Scientists believe the high-speed crash of protons -- occurring at a rate of 600 million per second when the accelerator is running full-tilt -- will shed bits of elusive debris, such as the Higgs boson. Such bits flared into being at the dawn of time, but have been more or less invisible since. Scientists believe they can only be re-created under conditions similar to the Big Bang.
There may be no "Eureka" moment at CERN. Instead, some 3,000 computers will sift through boggling amounts of data, equivalent to 1 percent of all data on Earth (that is, all content from newspapers, magazines, scientific studies, stock market indices, government recordkeeping and so on).
The scientists and their machines will be looking for peculiar bursts of energy or inexplicable pings of matter.

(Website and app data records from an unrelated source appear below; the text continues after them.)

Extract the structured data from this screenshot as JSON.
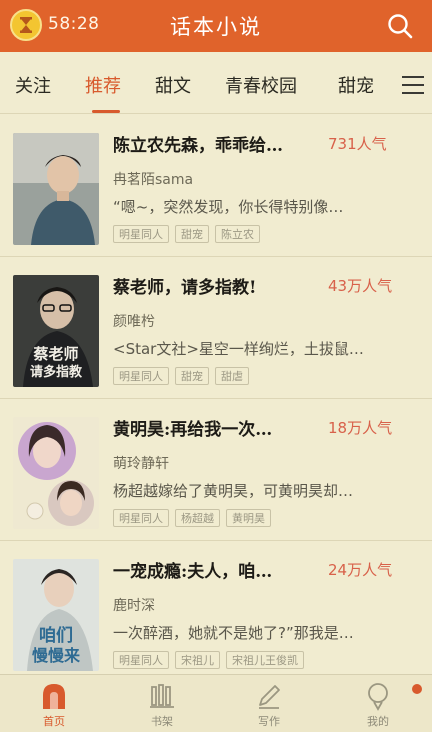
{
  "header": {
    "time": "58:28",
    "title": "话本小说",
    "timer_icon": "sandglass-icon",
    "search_icon": "search-icon"
  },
  "tabs": [
    {
      "label": "关注",
      "active": false
    },
    {
      "label": "推荐",
      "active": true
    },
    {
      "label": "甜文",
      "active": false
    },
    {
      "label": "青春校园",
      "active": false
    },
    {
      "label": "甜宠",
      "active": false
    }
  ],
  "books": [
    {
      "title": "陈立农先森，乖乖给…",
      "popularity": "731人气",
      "author": "冉茗陌sama",
      "desc": "“嗯~，突然发现，你长得特别像…",
      "tags": [
        "明星同人",
        "甜宠",
        "陈立农"
      ]
    },
    {
      "title": "蔡老师，请多指教!",
      "popularity": "43万人气",
      "author": "颜唯枍",
      "desc": "<Star文社>星空一样绚烂，土拔鼠…",
      "tags": [
        "明星同人",
        "甜宠",
        "甜虐"
      ],
      "cover_text": "蔡老师请多指教"
    },
    {
      "title": "黄明昊:再给我一次…",
      "popularity": "18万人气",
      "author": "萌玲静轩",
      "desc": "杨超越嫁给了黄明昊，可黄明昊却…",
      "tags": [
        "明星同人",
        "杨超越",
        "黄明昊"
      ]
    },
    {
      "title": "一宠成瘾:夫人，咱…",
      "popularity": "24万人气",
      "author": "鹿时深",
      "desc": "一次醉酒，她就不是她了?”那我是…",
      "tags": [
        "明星同人",
        "宋祖儿",
        "宋祖儿王俊凯"
      ],
      "cover_text": "咱们慢慢来"
    }
  ],
  "nav": [
    {
      "label": "首页",
      "icon": "home-icon",
      "active": true
    },
    {
      "label": "书架",
      "icon": "bookshelf-icon",
      "active": false
    },
    {
      "label": "写作",
      "icon": "pen-icon",
      "active": false
    },
    {
      "label": "我的",
      "icon": "profile-icon",
      "active": false
    }
  ],
  "colors": {
    "accent": "#e0632b",
    "background": "#f1ecd0",
    "popularity": "#d8614a"
  }
}
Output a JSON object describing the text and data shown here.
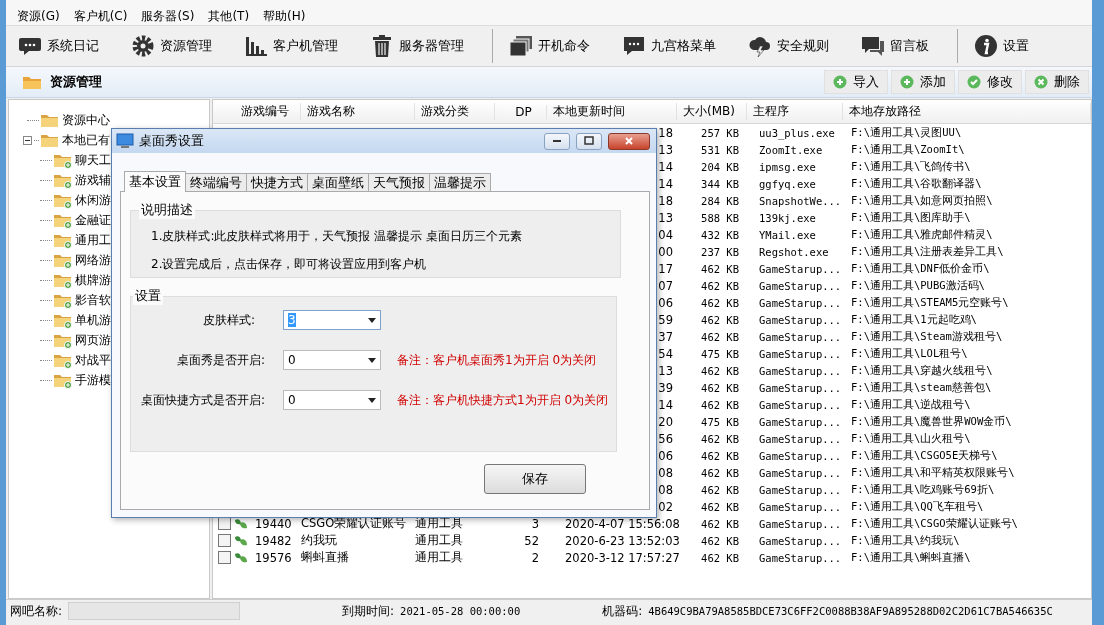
{
  "menu": [
    "资源(G)",
    "客户机(C)",
    "服务器(S)",
    "其他(T)",
    "帮助(H)"
  ],
  "toolbar": {
    "groups": [
      {
        "buttons": [
          "系统日记",
          "资源管理",
          "客户机管理",
          "服务器管理"
        ]
      },
      {
        "buttons": [
          "开机命令",
          "九宫格菜单",
          "安全规则",
          "留言板"
        ]
      },
      {
        "buttons": [
          "设置"
        ]
      }
    ]
  },
  "section": {
    "title": "资源管理",
    "actions": [
      "导入",
      "添加",
      "修改",
      "删除"
    ]
  },
  "tree": [
    {
      "label": "资源中心"
    },
    {
      "label": "本地已有",
      "expanded": true,
      "children": [
        {
          "label": "聊天工"
        },
        {
          "label": "游戏辅"
        },
        {
          "label": "休闲游"
        },
        {
          "label": "金融证"
        },
        {
          "label": "通用工"
        },
        {
          "label": "网络游"
        },
        {
          "label": "棋牌游"
        },
        {
          "label": "影音软"
        },
        {
          "label": "单机游"
        },
        {
          "label": "网页游"
        },
        {
          "label": "对战平"
        },
        {
          "label": "手游模"
        }
      ]
    }
  ],
  "table": {
    "columns": [
      "游戏编号",
      "游戏名称",
      "游戏分类",
      "DP",
      "本地更新时间",
      "大小(MB)",
      "主程序",
      "本地存放路径"
    ],
    "rows": [
      {
        "update_time": "18",
        "size": "257 KB",
        "program": "uu3_plus.exe",
        "path": "F:\\通用工具\\灵图UU\\"
      },
      {
        "update_time": "13",
        "size": "531 KB",
        "program": "ZoomIt.exe",
        "path": "F:\\通用工具\\ZoomIt\\"
      },
      {
        "update_time": "14",
        "size": "204 KB",
        "program": "ipmsg.exe",
        "path": "F:\\通用工具\\飞鸽传书\\"
      },
      {
        "update_time": "14",
        "size": "344 KB",
        "program": "ggfyq.exe",
        "path": "F:\\通用工具\\谷歌翻译器\\"
      },
      {
        "update_time": "18",
        "size": "284 KB",
        "program": "SnapshotWe...",
        "path": "F:\\通用工具\\如意网页拍照\\"
      },
      {
        "update_time": "13",
        "size": "588 KB",
        "program": "139kj.exe",
        "path": "F:\\通用工具\\图库助手\\"
      },
      {
        "update_time": "04",
        "size": "432 KB",
        "program": "YMail.exe",
        "path": "F:\\通用工具\\雅虎邮件精灵\\"
      },
      {
        "update_time": "00",
        "size": "237 KB",
        "program": "Regshot.exe",
        "path": "F:\\通用工具\\注册表差异工具\\"
      },
      {
        "update_time": "17",
        "size": "462 KB",
        "program": "GameStarup...",
        "path": "F:\\通用工具\\DNF低价金币\\"
      },
      {
        "update_time": "07",
        "size": "462 KB",
        "program": "GameStarup...",
        "path": "F:\\通用工具\\PUBG激活码\\"
      },
      {
        "update_time": "06",
        "size": "462 KB",
        "program": "GameStarup...",
        "path": "F:\\通用工具\\STEAM5元空账号\\"
      },
      {
        "update_time": "59",
        "size": "462 KB",
        "program": "GameStarup...",
        "path": "F:\\通用工具\\1元起吃鸡\\"
      },
      {
        "update_time": "37",
        "size": "462 KB",
        "program": "GameStarup...",
        "path": "F:\\通用工具\\Steam游戏租号\\"
      },
      {
        "update_time": "54",
        "size": "475 KB",
        "program": "GameStarup...",
        "path": "F:\\通用工具\\LOL租号\\"
      },
      {
        "update_time": "13",
        "size": "462 KB",
        "program": "GameStarup...",
        "path": "F:\\通用工具\\穿越火线租号\\"
      },
      {
        "update_time": "39",
        "size": "462 KB",
        "program": "GameStarup...",
        "path": "F:\\通用工具\\steam慈善包\\"
      },
      {
        "update_time": "14",
        "size": "462 KB",
        "program": "GameStarup...",
        "path": "F:\\通用工具\\逆战租号\\"
      },
      {
        "update_time": "20",
        "size": "475 KB",
        "program": "GameStarup...",
        "path": "F:\\通用工具\\魔兽世界WOW金币\\"
      },
      {
        "update_time": "56",
        "size": "462 KB",
        "program": "GameStarup...",
        "path": "F:\\通用工具\\山火租号\\"
      },
      {
        "update_time": "06",
        "size": "462 KB",
        "program": "GameStarup...",
        "path": "F:\\通用工具\\CSGO5E天梯号\\"
      },
      {
        "update_time": "08",
        "size": "462 KB",
        "program": "GameStarup...",
        "path": "F:\\通用工具\\和平精英权限账号\\"
      },
      {
        "update_time": "08",
        "size": "462 KB",
        "program": "GameStarup...",
        "path": "F:\\通用工具\\吃鸡账号69折\\"
      },
      {
        "update_time": "02",
        "size": "462 KB",
        "program": "GameStarup...",
        "path": "F:\\通用工具\\QQ飞车租号\\"
      },
      {
        "checked": false,
        "id": "19440",
        "name": "CSGO荣耀认证账号",
        "category": "通用工具",
        "dp": "3",
        "update_time": "2020-4-07 15:56:08",
        "size": "462 KB",
        "program": "GameStarup...",
        "path": "F:\\通用工具\\CSGO荣耀认证账号\\"
      },
      {
        "checked": false,
        "id": "19482",
        "name": "约我玩",
        "category": "通用工具",
        "dp": "52",
        "update_time": "2020-6-23 13:52:03",
        "size": "462 KB",
        "program": "GameStarup...",
        "path": "F:\\通用工具\\约我玩\\"
      },
      {
        "checked": false,
        "id": "19576",
        "name": "蝌蚪直播",
        "category": "通用工具",
        "dp": "2",
        "update_time": "2020-3-12 17:57:27",
        "size": "462 KB",
        "program": "GameStarup...",
        "path": "F:\\通用工具\\蝌蚪直播\\"
      }
    ]
  },
  "status_bar": {
    "netbar_label": "网吧名称:",
    "expiry_label": "到期时间:",
    "expiry": "2021-05-28 00:00:00",
    "machine_label": "机器码:",
    "machine_code": "4B649C9BA79A8585BDCE73C6FF2C0088B38AF9A895288D02C2D61C7BA546635C"
  },
  "dialog": {
    "title": "桌面秀设置",
    "tabs": [
      {
        "label": "基本设置",
        "selected": true
      },
      {
        "label": "终端编号",
        "selected": false
      },
      {
        "label": "快捷方式",
        "selected": false
      },
      {
        "label": "桌面壁纸",
        "selected": false
      },
      {
        "label": "天气预报",
        "selected": false
      },
      {
        "label": "温馨提示",
        "selected": false
      }
    ],
    "description": {
      "title": "说明描述",
      "lines": [
        "1.皮肤样式:此皮肤样式将用于，天气预报 温馨提示 桌面日历三个元素",
        "2.设置完成后，点击保存，即可将设置应用到客户机"
      ]
    },
    "settings": {
      "title": "设置",
      "fields": [
        {
          "label": "皮肤样式:",
          "value": "3",
          "focused": true
        },
        {
          "label": "桌面秀是否开启:",
          "value": "0",
          "focused": false,
          "note": "备注：客户机桌面秀1为开启 0为关闭"
        },
        {
          "label": "桌面快捷方式是否开启:",
          "value": "0",
          "focused": false,
          "note": "备注：客户机快捷方式1为开启 0为关闭"
        }
      ]
    },
    "save_button": "保存"
  }
}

According to physicists, the Higgs boson, if it exists, will follow a unique trajectory that will permit researchers to make a positive identification.
The subterranean course is broken by four vast chambers housing intricate machines with which scientists hope to monitor what they prosaically describe as "events," tinier-than-atom particles splintering into even tinier shards; the near-instantaneous creation and decay of "miniature" black holes; and perhaps even rips in the space-time fabric that will allow a peek into dimensions beyond.
"Every collision will produce an event," said Joao Guimaraes, an experimental physicist from Harvard. "The huge challenge is to figure out which events are truly different or significant, which events may portend truly new insight into the universe."
Little of the research at CERN may be "useful" in the sense of immediately leading to nifty new consumer gizmos or finding hard cures for specific woes, whether climate change or cancer.
"These experiments are driven pretty much by pure curiosity, the human need to know," said Frank E. Taylor, a high energy physicist at MIT. "Particle physics doesn't necessarily translate into making better mousetraps."
Particle physics, also known as high energy physics, ranks among the most rarefied realms of science. It studies the elementary constituents of matter and energy, the most basic building blocks of nature. The experiments require big brains, big money and big equipment.
And if the research falls flat?
"That would be just as exciting to experimenters; it would mean we'd be looking into the face of something totally unexpected and new, instead of just confirming our expectations," said Christoph Paus, an experimental particle physicist from MIT.
He paused, then acknowledged with a sigh: "But it would also be a PR disaster. The sort of thing that people who don't understand science use to ridicule science."